Texas Senate Seat Goes to Trial
Hutchison verdict could set back bid of new Republicans to expand statewide campaign against old-line Democrats
A JURY may choose the next United States Senator from Texas.
At least, that will be the practical impact of the trial of United States Sen. Kay Bailey Hutchison (R), state Republicans say. Senator Hutchison, charged with ethics violations while she was the Texas treasurer, goes on trial Monday in Fort Worth.
Hutchison won the June 1993 special election to fill the seat vacated by Lloyd Bentsen, who had joined President Clinton's Cabinet. Her landslide victory shattered records for a Republican candidate and, some in the party crowed, sounded the death knell for the Democrats' historic dominance of Texas.
That was before Hutchison became only the 10th sitting US senator ever to face a felony indictment. Three major Democrats, including US Rep. Michael Andrews of Houston, are running for their party's Senate nomination in the regular Senate election this year.
``Obviously, if [Hutchison] is convicted of a felony, she's very vulnerable,'' says Representative Andrews's spokesman, Scott Sutherland. Especially, he might have added, since the charges against her carry sentences of up to 51 years.
The misdemeanor and four felony indictments charge that Hutchison used state employees and equipment to raise money for her Senate race and then, aware that an investigation was under way, falsified and concealed computer records to hide the political activity.

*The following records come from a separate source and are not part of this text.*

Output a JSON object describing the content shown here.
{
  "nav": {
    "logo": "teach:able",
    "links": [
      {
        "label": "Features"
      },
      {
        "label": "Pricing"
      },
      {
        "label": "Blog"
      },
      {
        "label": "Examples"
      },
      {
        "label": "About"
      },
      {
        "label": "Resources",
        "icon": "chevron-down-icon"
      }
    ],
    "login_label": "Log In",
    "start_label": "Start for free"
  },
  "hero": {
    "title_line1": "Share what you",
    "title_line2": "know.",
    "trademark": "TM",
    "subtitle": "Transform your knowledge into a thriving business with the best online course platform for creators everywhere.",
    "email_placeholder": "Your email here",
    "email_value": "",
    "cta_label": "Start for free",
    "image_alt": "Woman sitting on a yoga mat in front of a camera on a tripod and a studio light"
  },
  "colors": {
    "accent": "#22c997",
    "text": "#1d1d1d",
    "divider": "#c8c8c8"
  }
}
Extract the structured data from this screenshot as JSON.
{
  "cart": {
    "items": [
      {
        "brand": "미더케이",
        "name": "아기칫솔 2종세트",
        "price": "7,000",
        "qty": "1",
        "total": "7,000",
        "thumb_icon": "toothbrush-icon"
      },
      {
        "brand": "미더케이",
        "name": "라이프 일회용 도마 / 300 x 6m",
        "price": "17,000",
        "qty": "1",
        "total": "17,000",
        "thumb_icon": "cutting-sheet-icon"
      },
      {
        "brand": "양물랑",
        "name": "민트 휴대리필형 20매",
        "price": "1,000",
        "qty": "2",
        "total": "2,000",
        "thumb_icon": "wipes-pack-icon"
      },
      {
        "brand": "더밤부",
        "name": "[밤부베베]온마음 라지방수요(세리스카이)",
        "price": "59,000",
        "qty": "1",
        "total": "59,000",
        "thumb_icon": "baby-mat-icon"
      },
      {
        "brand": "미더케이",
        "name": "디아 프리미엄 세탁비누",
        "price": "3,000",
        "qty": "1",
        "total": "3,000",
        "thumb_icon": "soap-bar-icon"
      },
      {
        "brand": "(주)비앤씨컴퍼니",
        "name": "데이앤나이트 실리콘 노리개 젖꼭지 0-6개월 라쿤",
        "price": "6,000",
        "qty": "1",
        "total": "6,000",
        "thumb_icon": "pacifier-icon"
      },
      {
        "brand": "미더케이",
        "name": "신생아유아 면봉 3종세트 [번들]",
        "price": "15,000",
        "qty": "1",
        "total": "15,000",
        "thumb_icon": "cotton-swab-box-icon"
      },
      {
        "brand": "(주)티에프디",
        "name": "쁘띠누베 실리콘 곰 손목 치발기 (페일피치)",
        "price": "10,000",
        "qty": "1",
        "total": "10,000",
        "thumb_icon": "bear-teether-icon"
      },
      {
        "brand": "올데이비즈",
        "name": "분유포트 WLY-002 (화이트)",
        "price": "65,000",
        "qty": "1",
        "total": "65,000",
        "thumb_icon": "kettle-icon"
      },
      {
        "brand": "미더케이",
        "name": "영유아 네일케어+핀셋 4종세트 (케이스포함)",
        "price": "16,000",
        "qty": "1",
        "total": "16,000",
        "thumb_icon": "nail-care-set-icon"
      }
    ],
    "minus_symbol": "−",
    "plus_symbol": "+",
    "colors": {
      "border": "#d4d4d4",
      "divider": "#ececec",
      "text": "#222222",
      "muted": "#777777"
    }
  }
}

The trial will last up to eight weeks, prosecutors and defense sources say. That would put the conclusion several weeks after the March 8 state primary has determined the Republican and Democratic candidate slate.
Republicans charge that the case brought by the Democratic district attorney against Hutchison is politically motivated.
``Kay was a controversial person down there,'' says a Hutchison aide who asked for anonymity. ``She represents the new wave of Republicans in Texas who will eventually take over the state. I don't mean to be paranoid, but [Democrats are] looking for a way to nail her and delay that day of reckoning....''
``Absolutely ridiculous,'' responds Claire Dawson-Brown, the director of the public integrity unit in the district attorney's office. For one thing, district attorney Ronnie Earle has in the past prosecuted an attorney general, a treasurer, a comptroller, and a Speaker of the House - all Democrats.
Republicans contend that Mr. Earle prosecutes Republicans and conservative Democrats who are enemies of Gov. Ann Richards. Democrats - including Governor Richards - have done what Hutchison is accused of and not been prosecuted, state Republicans say.
During the trial, the Hutchison aide says, ``It will become quite apparent that Kay has been selectively singled out by a Democratic prosecutor. There will be some skeletons that have been buried brought out in this criminal process.'' However, the aide notes, the senator's defense will not be ``everybody's doing it.'' Rather, it will be that she took the reasonable course of action to correct problems in her office, even if that proved not to be enough.
Ms. Dawson-Brown cautions people against assuming that the facts of the Hutchison case are identical to other cases that were not prosecuted. She says she also plans to ask for a full accounting of why, a few months after Earle raided Hutchison's office, Richards's staff began destroying long distance telephone records promptly. The practice came to light last week.